Dataset rows for apps and sites:
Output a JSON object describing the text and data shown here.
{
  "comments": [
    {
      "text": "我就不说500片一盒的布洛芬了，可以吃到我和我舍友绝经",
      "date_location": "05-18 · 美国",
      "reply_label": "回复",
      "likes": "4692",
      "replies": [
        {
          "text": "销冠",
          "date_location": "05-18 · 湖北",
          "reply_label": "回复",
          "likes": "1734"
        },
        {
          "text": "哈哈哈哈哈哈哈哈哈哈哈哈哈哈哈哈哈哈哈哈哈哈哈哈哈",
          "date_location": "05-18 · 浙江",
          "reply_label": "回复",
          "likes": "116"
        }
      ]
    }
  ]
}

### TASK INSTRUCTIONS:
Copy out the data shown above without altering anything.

### TASK ANSWER:
Output a JSON object describing the text and data shown here.
{
  "comments": [
    {
      "text": "我就不说500片一盒的布洛芬了，可以吃到我和我舍友绝经",
      "date_location": "05-18 · 美国",
      "reply_label": "回复",
      "likes": "4692",
      "replies": [
        {
          "text": "销冠",
          "date_location": "05-18 · 湖北",
          "reply_label": "回复",
          "likes": "1734"
        },
        {
          "text": "哈哈哈哈哈哈哈哈哈哈哈哈哈哈哈哈哈哈哈哈哈哈哈哈哈",
          "date_location": "05-18 · 浙江",
          "reply_label": "回复",
          "likes": "116"
        }
      ]
    }
  ]
}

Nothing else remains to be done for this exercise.